    If the mortgage was just in the deceased’s name, we won't take any payments for the first 3 months after you've reported the death. However, interest will continue to be added to the mortgage, so you might want to arrange payments to prevent arrears on the account.

    If you want to keep the property, we can arrange an appointment with a mortgage adviser to talk through your options.

    What will happen with loan accounts?

    If the loan was just in the deceased’s name and they have money in their other accounts, we’ll discuss your options when you get in touch. 

    If the loan was in joint names, the other person named on the loan needs to keep making the monthly repayments. If the loan is covered by insurance, we’ll let you know how to make a claim.

    What will happen with credit cards?

    Additional cardholders named on accounts won’t be able to use their cards anymore.

    If the deceased person owed money on any credit cards, there are several options. Usually, we’ll use any other current or savings account balances they have with us to pay them off. If their cards are covered by repayment insurance, we’ll tell you how to make a claim. If neither of these apply, we’ll get in touch to discuss things further. 

    What is probate?

    This is the process used to get the court's permission to deal with a deceased person's estate.

    If you're named in someone's will as the executor, you might need to apply for a grant of representation. If there’s no will, a letter of administration might be needed. 

    You can also apply for a grant of probate from the Probate Registry. They'll send this to you after:

    • They check the will is valid
    • They receive completed application forms
    • All taxes are paid

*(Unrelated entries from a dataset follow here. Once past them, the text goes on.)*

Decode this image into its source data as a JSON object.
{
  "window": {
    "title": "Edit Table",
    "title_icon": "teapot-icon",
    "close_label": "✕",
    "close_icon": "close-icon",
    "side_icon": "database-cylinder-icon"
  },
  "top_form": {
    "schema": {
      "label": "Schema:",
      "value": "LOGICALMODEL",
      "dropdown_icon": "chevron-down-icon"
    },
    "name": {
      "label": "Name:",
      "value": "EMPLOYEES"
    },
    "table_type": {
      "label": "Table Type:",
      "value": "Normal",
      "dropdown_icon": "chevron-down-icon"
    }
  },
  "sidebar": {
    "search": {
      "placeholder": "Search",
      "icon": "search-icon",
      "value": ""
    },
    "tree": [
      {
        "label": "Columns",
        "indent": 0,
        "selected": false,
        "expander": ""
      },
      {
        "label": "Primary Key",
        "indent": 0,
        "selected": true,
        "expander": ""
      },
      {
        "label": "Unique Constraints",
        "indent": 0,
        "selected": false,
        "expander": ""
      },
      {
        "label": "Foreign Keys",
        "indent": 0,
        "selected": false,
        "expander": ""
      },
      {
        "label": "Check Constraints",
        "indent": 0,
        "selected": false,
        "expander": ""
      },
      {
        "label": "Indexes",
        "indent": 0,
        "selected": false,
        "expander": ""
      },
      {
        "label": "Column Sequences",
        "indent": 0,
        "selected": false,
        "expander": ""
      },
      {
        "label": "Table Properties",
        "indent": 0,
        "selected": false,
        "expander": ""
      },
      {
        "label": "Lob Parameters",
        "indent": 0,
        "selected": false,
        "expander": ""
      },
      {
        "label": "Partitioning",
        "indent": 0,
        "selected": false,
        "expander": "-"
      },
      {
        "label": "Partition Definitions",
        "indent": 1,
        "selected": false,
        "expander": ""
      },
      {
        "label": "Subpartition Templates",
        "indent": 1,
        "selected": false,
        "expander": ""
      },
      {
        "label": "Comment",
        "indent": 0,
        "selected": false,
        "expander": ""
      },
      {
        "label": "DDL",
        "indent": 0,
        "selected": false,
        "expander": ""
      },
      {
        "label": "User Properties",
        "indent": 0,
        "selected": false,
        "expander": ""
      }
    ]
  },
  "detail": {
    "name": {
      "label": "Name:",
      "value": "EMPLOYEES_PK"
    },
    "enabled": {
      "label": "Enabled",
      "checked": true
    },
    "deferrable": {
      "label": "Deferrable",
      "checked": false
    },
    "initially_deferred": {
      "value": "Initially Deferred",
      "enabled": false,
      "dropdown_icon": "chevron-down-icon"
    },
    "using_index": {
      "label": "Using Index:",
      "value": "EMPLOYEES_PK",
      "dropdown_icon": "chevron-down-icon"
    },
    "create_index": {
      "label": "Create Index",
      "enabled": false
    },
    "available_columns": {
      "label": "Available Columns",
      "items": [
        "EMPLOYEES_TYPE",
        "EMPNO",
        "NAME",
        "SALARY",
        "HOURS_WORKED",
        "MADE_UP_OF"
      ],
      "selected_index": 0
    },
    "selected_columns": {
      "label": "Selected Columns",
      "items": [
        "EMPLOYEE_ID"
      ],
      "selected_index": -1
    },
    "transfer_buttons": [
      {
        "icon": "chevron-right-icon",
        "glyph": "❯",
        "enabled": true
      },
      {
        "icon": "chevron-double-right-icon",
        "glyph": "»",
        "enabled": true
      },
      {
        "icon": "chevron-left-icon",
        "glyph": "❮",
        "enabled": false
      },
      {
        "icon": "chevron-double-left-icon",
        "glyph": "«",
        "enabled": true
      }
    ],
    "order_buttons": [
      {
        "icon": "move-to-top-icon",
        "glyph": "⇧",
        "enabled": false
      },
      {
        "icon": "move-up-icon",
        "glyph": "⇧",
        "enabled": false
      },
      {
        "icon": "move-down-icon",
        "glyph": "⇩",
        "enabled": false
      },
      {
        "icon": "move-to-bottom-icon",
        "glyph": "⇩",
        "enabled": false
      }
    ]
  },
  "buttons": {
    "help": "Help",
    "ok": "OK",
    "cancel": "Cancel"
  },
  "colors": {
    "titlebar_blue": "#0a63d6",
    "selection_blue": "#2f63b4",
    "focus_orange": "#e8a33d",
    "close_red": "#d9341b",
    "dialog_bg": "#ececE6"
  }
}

    If you need help applying for probate, we can do this for you.

    In Scotland, this process is called confirmation and is usually handled at the Sheriff Court.

  • Assets

    Anything belonging to the deceased with a financial value, like money, investments, property, or personal possessions. 


    Anybody that’s been left something in a will or trust.


    The assets left in the deceased person’s will.


    The person named in a will to carry out the wishes of the person who’s died.

    Grant of representation

    A legal document that confirms who’s allowed to deal with an estate.


    The term used when the person has died without a will being made.

    Letters of administration

    This lets a named person deal with the deceased's estate if there isn't an executor.


    This is any debt the deceased has, or any costs an executor has to pay while handling the estate.

    Personal representatives

    As a group, executors and administrators are called personal representatives.


    This is when money or property is held for someone else until they reach a certain age. For example, children who are under 18. 


    A legal document that says who benefits, and in what way, from the estate.

  • Citizens Advice Bureau

    Visit: adviceguide.org.uk

    Cruse Bereavement Care

    Call: 0808 808 1677 

    Visit: cruse.org.uk

    Probate England and Wales

    Call: 0845 302 0900

    Visit: gov.uk/wills-probate-inheritance

    Probate Scotland

    Call: 0131 334 0380

    Visit: mygov.scot/confirmation/

    The Bereavement Register

    Call: 0207 089 6403

    Visit: thebereavementregister.co.uk/

    Grief Encounter

    Visit: griefencounter.org.uk

    Help with what to do after someone dies 

    Visit: gov.uk/after-a-death

    Information on reporting a death, wills, probate, or inheritance tax 

    Visit: gov.uk/browse/births-deaths-marriages/death

Other accounts

If you're dealing with one of these accounts, our guides are here to help.

Share Dealing (PDF 676KB)

Scottish Widows (PDF 185KB)

Important legal information

Lloyds Bank plc. Registered office: 25 Gresham Street, London EC2V 7HN. Registered in England and Wales No. 2065. Lloyds Bank plc is authorised by the Prudential Regulation Authority and regulated by the Financial Conduct Authority and the Prudential Regulation Authority under registration number 119278.

Eligible deposits with us are protected by the Financial Services Compensation Scheme (FSCS). We are covered by the Financial Ombudsman Service (FOS).

Telephone calls may be monitored or recorded in case we need to check we have carried out your instructions correctly and to help us improve our quality of service.